[Records — start]

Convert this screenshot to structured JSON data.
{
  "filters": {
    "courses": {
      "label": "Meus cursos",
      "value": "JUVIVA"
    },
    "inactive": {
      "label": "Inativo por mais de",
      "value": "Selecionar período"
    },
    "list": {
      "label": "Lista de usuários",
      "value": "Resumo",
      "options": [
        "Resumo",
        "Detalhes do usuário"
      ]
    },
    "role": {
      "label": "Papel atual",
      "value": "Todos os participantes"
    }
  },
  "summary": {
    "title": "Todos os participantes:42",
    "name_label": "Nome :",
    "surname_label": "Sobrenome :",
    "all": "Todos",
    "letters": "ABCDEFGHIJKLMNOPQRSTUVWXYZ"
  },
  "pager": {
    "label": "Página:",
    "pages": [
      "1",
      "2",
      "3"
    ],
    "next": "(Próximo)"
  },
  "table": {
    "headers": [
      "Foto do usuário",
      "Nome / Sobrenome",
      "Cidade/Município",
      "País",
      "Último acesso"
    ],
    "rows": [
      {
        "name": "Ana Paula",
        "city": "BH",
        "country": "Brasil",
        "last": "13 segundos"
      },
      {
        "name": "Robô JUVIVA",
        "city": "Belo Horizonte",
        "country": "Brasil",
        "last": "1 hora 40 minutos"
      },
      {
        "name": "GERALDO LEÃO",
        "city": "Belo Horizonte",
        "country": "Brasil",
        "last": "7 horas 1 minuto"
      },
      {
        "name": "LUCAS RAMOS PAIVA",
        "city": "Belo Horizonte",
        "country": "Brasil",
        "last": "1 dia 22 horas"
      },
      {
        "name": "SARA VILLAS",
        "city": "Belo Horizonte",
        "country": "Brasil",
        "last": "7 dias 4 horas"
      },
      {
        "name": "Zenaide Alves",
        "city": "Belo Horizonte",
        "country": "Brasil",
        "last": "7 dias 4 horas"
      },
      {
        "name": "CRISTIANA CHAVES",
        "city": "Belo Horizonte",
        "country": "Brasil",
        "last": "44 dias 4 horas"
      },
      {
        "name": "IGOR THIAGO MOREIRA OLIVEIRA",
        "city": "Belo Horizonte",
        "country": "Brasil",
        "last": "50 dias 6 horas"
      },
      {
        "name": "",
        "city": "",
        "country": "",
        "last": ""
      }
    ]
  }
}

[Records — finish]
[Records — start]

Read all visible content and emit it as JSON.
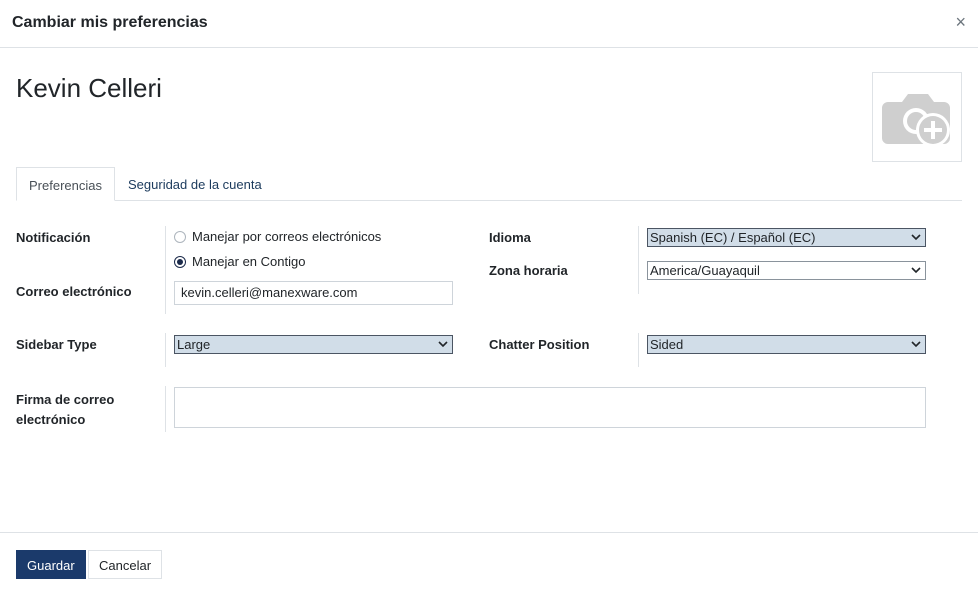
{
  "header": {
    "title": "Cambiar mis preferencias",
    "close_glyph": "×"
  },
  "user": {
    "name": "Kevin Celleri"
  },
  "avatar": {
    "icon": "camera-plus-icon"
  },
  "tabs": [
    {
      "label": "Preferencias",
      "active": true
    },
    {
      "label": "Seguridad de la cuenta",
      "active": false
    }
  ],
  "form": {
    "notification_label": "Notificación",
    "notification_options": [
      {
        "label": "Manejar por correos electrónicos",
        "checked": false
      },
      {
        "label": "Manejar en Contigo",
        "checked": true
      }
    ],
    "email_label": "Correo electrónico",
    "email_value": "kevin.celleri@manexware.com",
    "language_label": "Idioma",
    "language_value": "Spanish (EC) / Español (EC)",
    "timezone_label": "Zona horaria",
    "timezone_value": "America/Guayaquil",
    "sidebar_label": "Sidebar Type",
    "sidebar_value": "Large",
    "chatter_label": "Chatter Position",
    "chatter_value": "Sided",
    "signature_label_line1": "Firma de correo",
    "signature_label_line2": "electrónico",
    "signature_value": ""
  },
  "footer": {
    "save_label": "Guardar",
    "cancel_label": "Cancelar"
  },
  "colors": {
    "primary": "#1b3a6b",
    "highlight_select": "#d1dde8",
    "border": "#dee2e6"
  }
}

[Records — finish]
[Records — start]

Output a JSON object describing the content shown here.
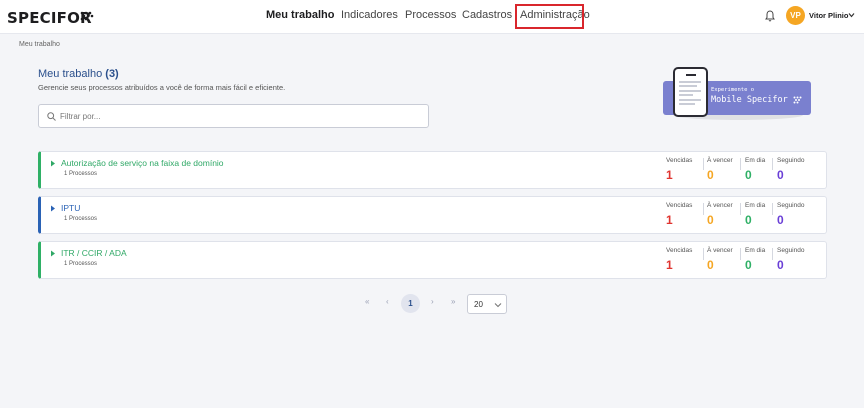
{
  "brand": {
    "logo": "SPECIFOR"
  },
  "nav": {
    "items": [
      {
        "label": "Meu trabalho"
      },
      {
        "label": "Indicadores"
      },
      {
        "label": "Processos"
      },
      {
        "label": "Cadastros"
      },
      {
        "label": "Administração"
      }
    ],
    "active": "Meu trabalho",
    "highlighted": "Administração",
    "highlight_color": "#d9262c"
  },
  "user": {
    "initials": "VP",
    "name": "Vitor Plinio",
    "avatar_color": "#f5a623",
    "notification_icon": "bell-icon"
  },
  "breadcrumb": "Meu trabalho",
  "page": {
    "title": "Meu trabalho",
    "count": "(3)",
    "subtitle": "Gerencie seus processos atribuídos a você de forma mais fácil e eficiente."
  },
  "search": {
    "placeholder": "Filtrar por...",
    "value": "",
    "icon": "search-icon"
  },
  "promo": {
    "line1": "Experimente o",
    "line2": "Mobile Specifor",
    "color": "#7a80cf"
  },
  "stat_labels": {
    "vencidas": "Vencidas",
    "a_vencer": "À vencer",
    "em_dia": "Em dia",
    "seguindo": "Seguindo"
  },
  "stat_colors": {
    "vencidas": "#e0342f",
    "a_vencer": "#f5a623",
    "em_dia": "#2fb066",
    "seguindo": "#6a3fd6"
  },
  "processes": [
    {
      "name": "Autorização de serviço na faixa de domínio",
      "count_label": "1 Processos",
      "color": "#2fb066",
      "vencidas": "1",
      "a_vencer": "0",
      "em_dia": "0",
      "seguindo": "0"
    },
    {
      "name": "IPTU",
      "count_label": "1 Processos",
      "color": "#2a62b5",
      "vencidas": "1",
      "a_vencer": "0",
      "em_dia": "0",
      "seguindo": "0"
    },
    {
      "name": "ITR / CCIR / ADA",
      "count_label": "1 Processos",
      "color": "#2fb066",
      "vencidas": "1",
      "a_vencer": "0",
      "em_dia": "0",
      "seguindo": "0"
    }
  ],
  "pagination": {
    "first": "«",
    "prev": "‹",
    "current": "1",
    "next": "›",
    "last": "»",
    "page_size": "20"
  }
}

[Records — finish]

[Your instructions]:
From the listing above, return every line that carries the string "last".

[Response]:
        "last": "13 segundos"
        "last": "1 hora 40 minutos"
        "last": "7 horas 1 minuto"
        "last": "1 dia 22 horas"
        "last": "7 dias 4 horas"
        "last": "7 dias 4 horas"
        "last": "44 dias 4 horas"
        "last": "50 dias 6 horas"
        "last": ""
    "last": "»",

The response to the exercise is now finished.